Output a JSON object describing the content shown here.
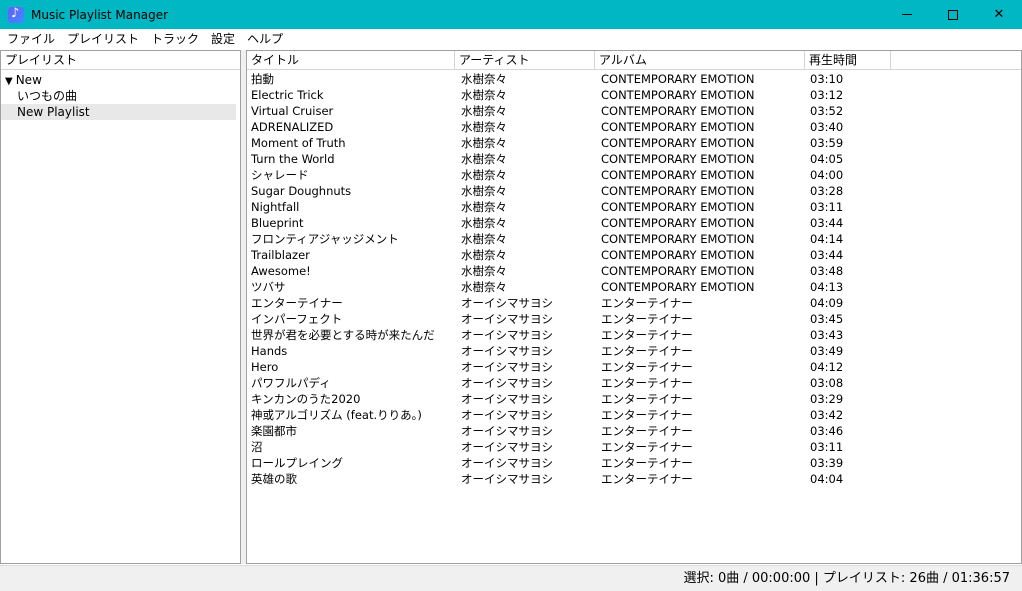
{
  "window": {
    "title": "Music Playlist Manager"
  },
  "menu": [
    "ファイル",
    "プレイリスト",
    "トラック",
    "設定",
    "ヘルプ"
  ],
  "playlist_pane": {
    "header": "プレイリスト",
    "root": {
      "label": "New",
      "expanded": true
    },
    "children": [
      "いつもの曲",
      "New Playlist"
    ],
    "selected_index": 1
  },
  "columns": [
    "タイトル",
    "アーティスト",
    "アルバム",
    "再生時間"
  ],
  "tracks": [
    [
      "拍動",
      "水樹奈々",
      "CONTEMPORARY EMOTION",
      "03:10"
    ],
    [
      "Electric Trick",
      "水樹奈々",
      "CONTEMPORARY EMOTION",
      "03:12"
    ],
    [
      "Virtual Cruiser",
      "水樹奈々",
      "CONTEMPORARY EMOTION",
      "03:52"
    ],
    [
      "ADRENALIZED",
      "水樹奈々",
      "CONTEMPORARY EMOTION",
      "03:40"
    ],
    [
      "Moment of Truth",
      "水樹奈々",
      "CONTEMPORARY EMOTION",
      "03:59"
    ],
    [
      "Turn the World",
      "水樹奈々",
      "CONTEMPORARY EMOTION",
      "04:05"
    ],
    [
      "シャレード",
      "水樹奈々",
      "CONTEMPORARY EMOTION",
      "04:00"
    ],
    [
      "Sugar Doughnuts",
      "水樹奈々",
      "CONTEMPORARY EMOTION",
      "03:28"
    ],
    [
      "Nightfall",
      "水樹奈々",
      "CONTEMPORARY EMOTION",
      "03:11"
    ],
    [
      "Blueprint",
      "水樹奈々",
      "CONTEMPORARY EMOTION",
      "03:44"
    ],
    [
      "フロンティアジャッジメント",
      "水樹奈々",
      "CONTEMPORARY EMOTION",
      "04:14"
    ],
    [
      "Trailblazer",
      "水樹奈々",
      "CONTEMPORARY EMOTION",
      "03:44"
    ],
    [
      "Awesome!",
      "水樹奈々",
      "CONTEMPORARY EMOTION",
      "03:48"
    ],
    [
      "ツバサ",
      "水樹奈々",
      "CONTEMPORARY EMOTION",
      "04:13"
    ],
    [
      "エンターテイナー",
      "オーイシマサヨシ",
      "エンターテイナー",
      "04:09"
    ],
    [
      "インパーフェクト",
      "オーイシマサヨシ",
      "エンターテイナー",
      "03:45"
    ],
    [
      "世界が君を必要とする時が来たんだ",
      "オーイシマサヨシ",
      "エンターテイナー",
      "03:43"
    ],
    [
      "Hands",
      "オーイシマサヨシ",
      "エンターテイナー",
      "03:49"
    ],
    [
      "Hero",
      "オーイシマサヨシ",
      "エンターテイナー",
      "04:12"
    ],
    [
      "パワフルパディ",
      "オーイシマサヨシ",
      "エンターテイナー",
      "03:08"
    ],
    [
      "キンカンのうた2020",
      "オーイシマサヨシ",
      "エンターテイナー",
      "03:29"
    ],
    [
      "神或アルゴリズム (feat.りりあ。)",
      "オーイシマサヨシ",
      "エンターテイナー",
      "03:42"
    ],
    [
      "楽園都市",
      "オーイシマサヨシ",
      "エンターテイナー",
      "03:46"
    ],
    [
      "沼",
      "オーイシマサヨシ",
      "エンターテイナー",
      "03:11"
    ],
    [
      "ロールプレイング",
      "オーイシマサヨシ",
      "エンターテイナー",
      "03:39"
    ],
    [
      "英雄の歌",
      "オーイシマサヨシ",
      "エンターテイナー",
      "04:04"
    ]
  ],
  "status": "選択: 0曲 / 00:00:00 | プレイリスト: 26曲 / 01:36:57",
  "colors": {
    "titlebar": "#00b7c3",
    "selection": "#e8e8e8"
  }
}
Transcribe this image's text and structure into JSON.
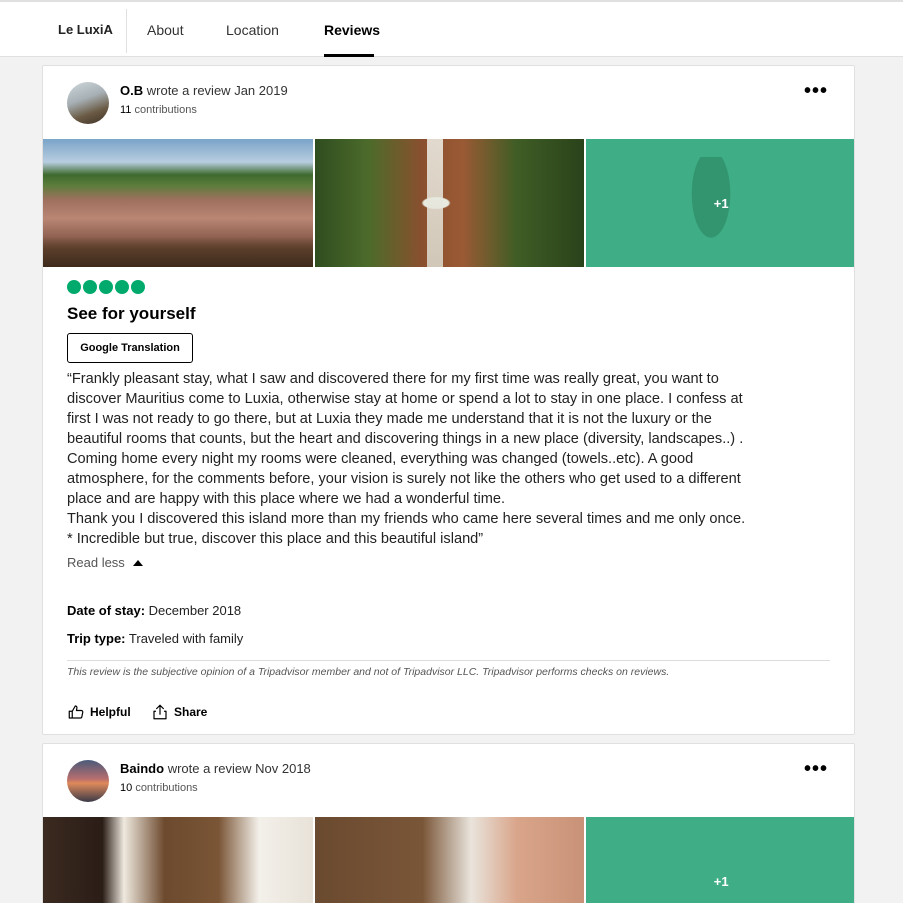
{
  "nav": {
    "brand": "Le LuxiA",
    "tabs": [
      "About",
      "Location",
      "Reviews"
    ],
    "active_tab": "Reviews"
  },
  "reviews": [
    {
      "author": "O.B",
      "action": "wrote a review",
      "date": "Jan 2019",
      "contributions_count": "11",
      "contributions_label": "contributions",
      "more_label": "•••",
      "photo_more": "+1",
      "rating": 5,
      "title": "See for yourself",
      "translation_button": "Google Translation",
      "body_lines": [
        "“Frankly pleasant stay, what I saw and discovered there for my first time was really great, you want to",
        "discover Mauritius come to Luxia, otherwise stay at home or spend a lot to stay in one place. I confess at",
        "first I was not ready to go there, but at Luxia they made me understand that it is not the luxury or the",
        "beautiful rooms that counts, but the heart and discovering things in a new place (diversity, landscapes..) .",
        "Coming home every night my rooms were cleaned, everything was changed (towels..etc). A good",
        "atmosphere, for the comments before, your vision is surely not like the others who get used to a different",
        "place and are happy with this place where we had a wonderful time.",
        "Thank you I discovered this island more than my friends who came here several times and me only once.",
        "* Incredible but true, discover this place and this beautiful island”"
      ],
      "read_less": "Read less",
      "date_of_stay_label": "Date of stay:",
      "date_of_stay": "December 2018",
      "trip_type_label": "Trip type:",
      "trip_type": "Traveled with family",
      "disclaimer": "This review is the subjective opinion of a Tripadvisor member and not of Tripadvisor LLC. Tripadvisor performs checks on reviews.",
      "helpful_label": "Helpful",
      "share_label": "Share"
    },
    {
      "author": "Baindo",
      "action": "wrote a review",
      "date": "Nov 2018",
      "contributions_count": "10",
      "contributions_label": "contributions",
      "more_label": "•••",
      "photo_more": "+1"
    }
  ],
  "colors": {
    "rating_bubble": "#00aa6c",
    "photo_overlay": "#3fae86"
  }
}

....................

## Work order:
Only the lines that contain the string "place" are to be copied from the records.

## Written solution:
        "discover Mauritius come to Luxia, otherwise stay at home or spend a lot to stay in one place. I confess at",
        "beautiful rooms that counts, but the heart and discovering things in a new place (diversity, landscapes..) .",
        "place and are happy with this place where we had a wonderful time.",
        "* Incredible but true, discover this place and this beautiful island”"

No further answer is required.